In the evening, at which season, of all others, Saint Antoine turned himself inside out, and sat on door-steps and window-ledges, and came to the corners of vile streets and courts for a breath of air, Madame Defarge, with her work in her hand, was accustomed to pass from place to place and from group to group: a Missionary — there were many like her — such as the world will do well never to breed again. All the women knitted. They knitted worthless things; but, the mechanical work was a mechanical substitute for eating and drinking; the hands moved for the jaws and digestive apparatus . . . . 

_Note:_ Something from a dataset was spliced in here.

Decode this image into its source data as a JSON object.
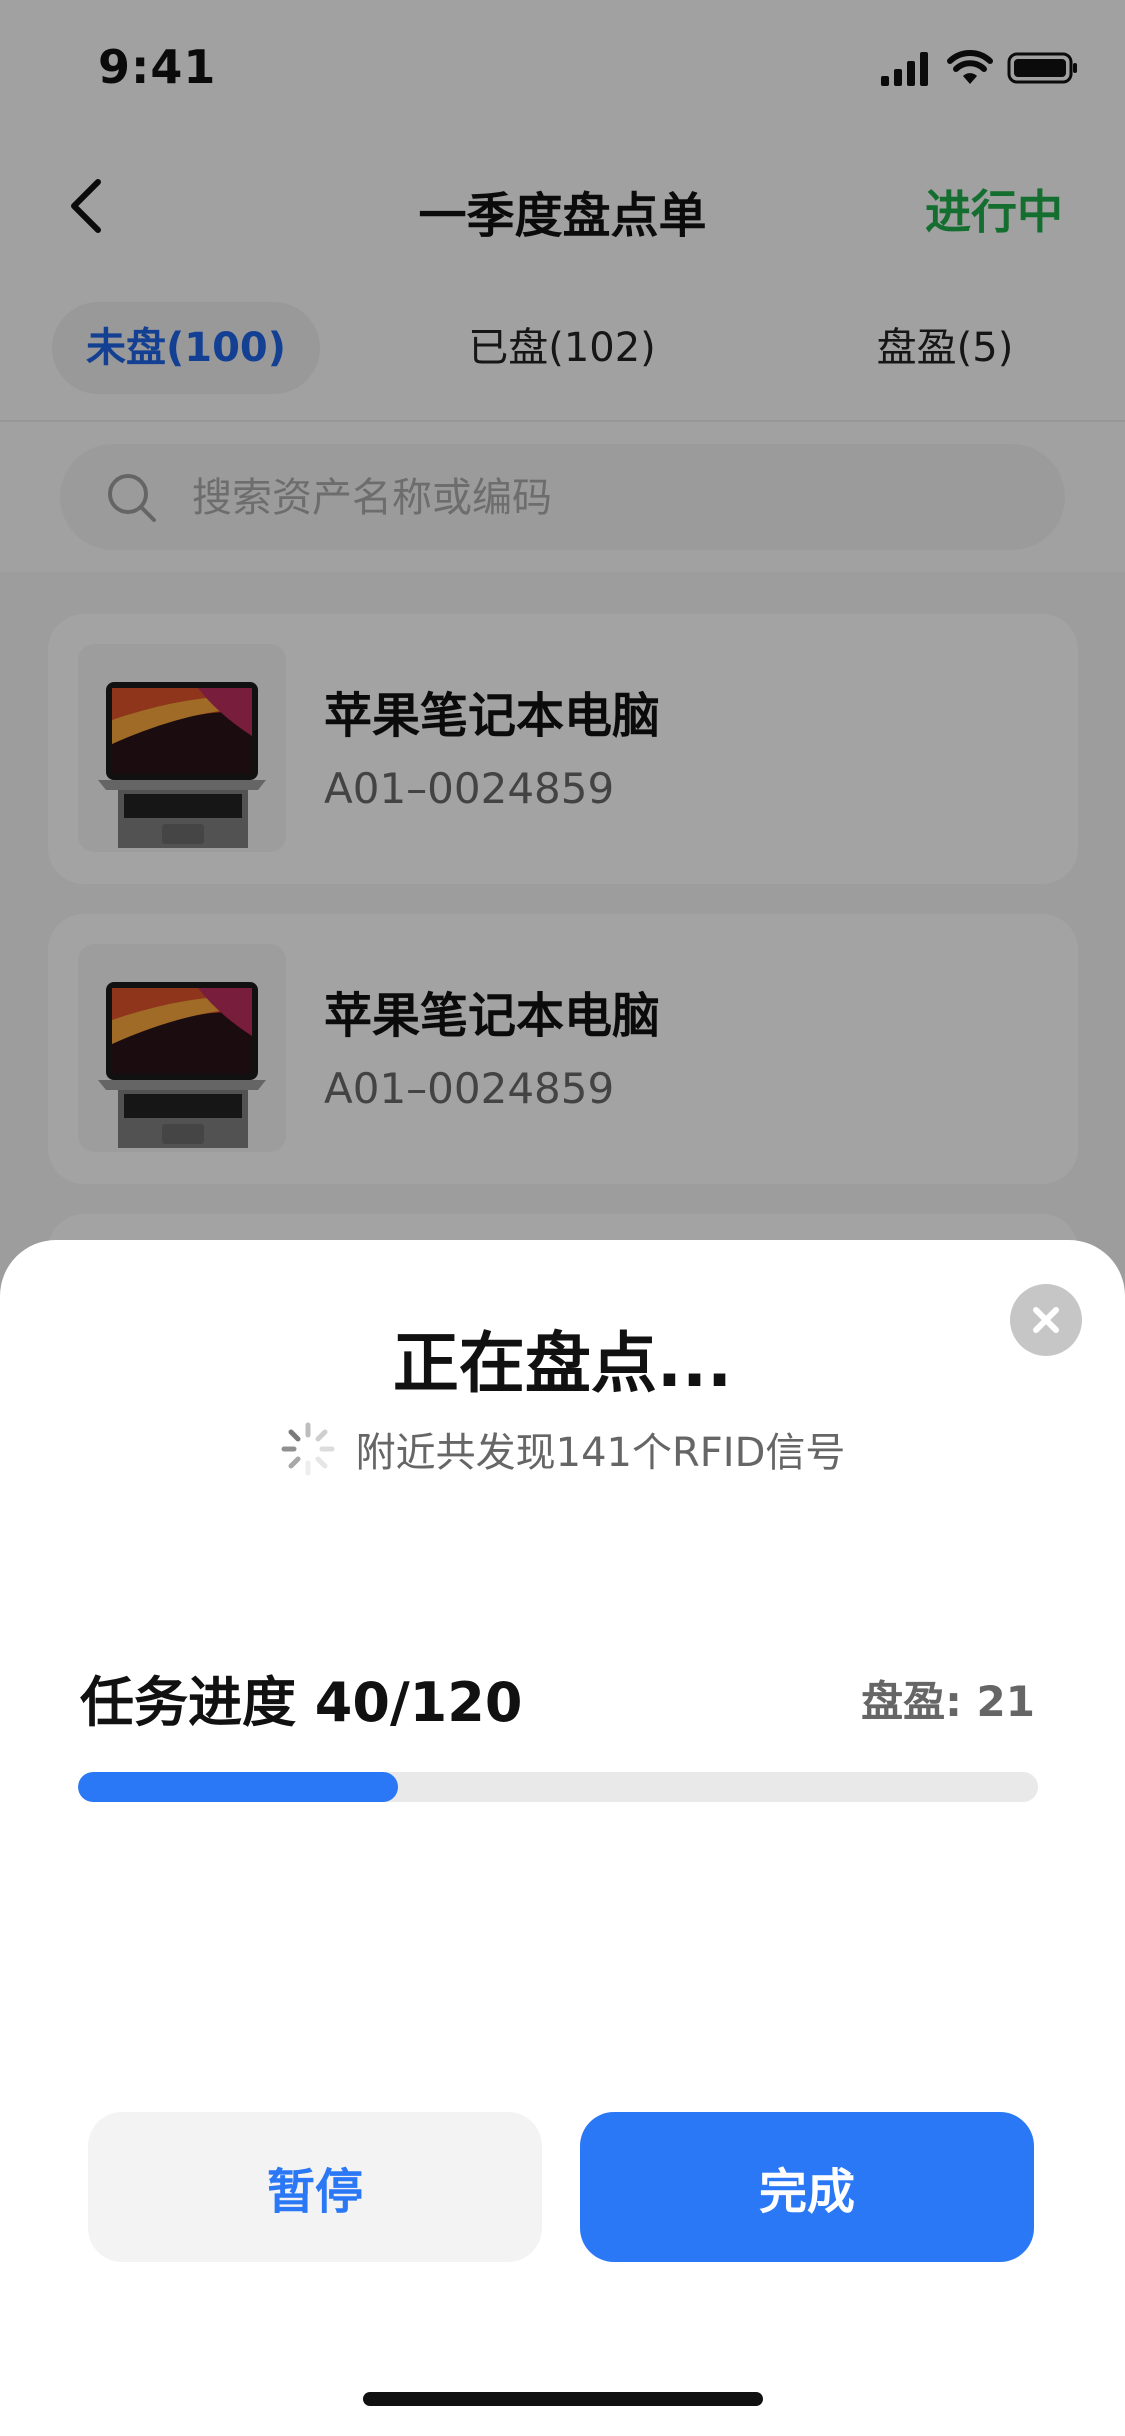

Whereas Phiz elected to show the interior of the wine shop and just three figures, Barnard shows Madame Defarge (centre) as a community organizer and social networker. He has identified her for the viewer by repeating her profile, her turban, and her pendulous ear-rings. The extension of the text is the relative solidarity of the women (left) as opposed to the quarrelsome nature of the male-dominated register of the picture, right, in which men in the doorway and street gesticulate and a pair of skeletal cats square off with one another at Madame Defarge's feet.
Like Phiz, McLenan in his series for Harper's Weekly focussed on the earlier scene in the wine shop, realising the three figures rather than the shop's interior, in "And stood with his hand on the back of his wife's chair". McLenan's figure of Madame Defarge is far less appealing than either Phiz's or Barnard's, and McLenan's spy is surprisingly well dressed for a man whose profession's cardinal rule is, "Blend in."
Dickens, Charles. A Tale of Two Cities. Illustrated by Phiz. London: Chapman & Hall, 1859.
Dickens, Charles. A Tale of Two Cities. Illustrated by Fred Barnard. The Household Edition. London: Chapman & Hall, 1870s.
Dickens, Charles. A Tale of Two Cities. Illustrated by John McLenan. Harper's Weekly. (13 August 1859).
Last modified 26 February 2011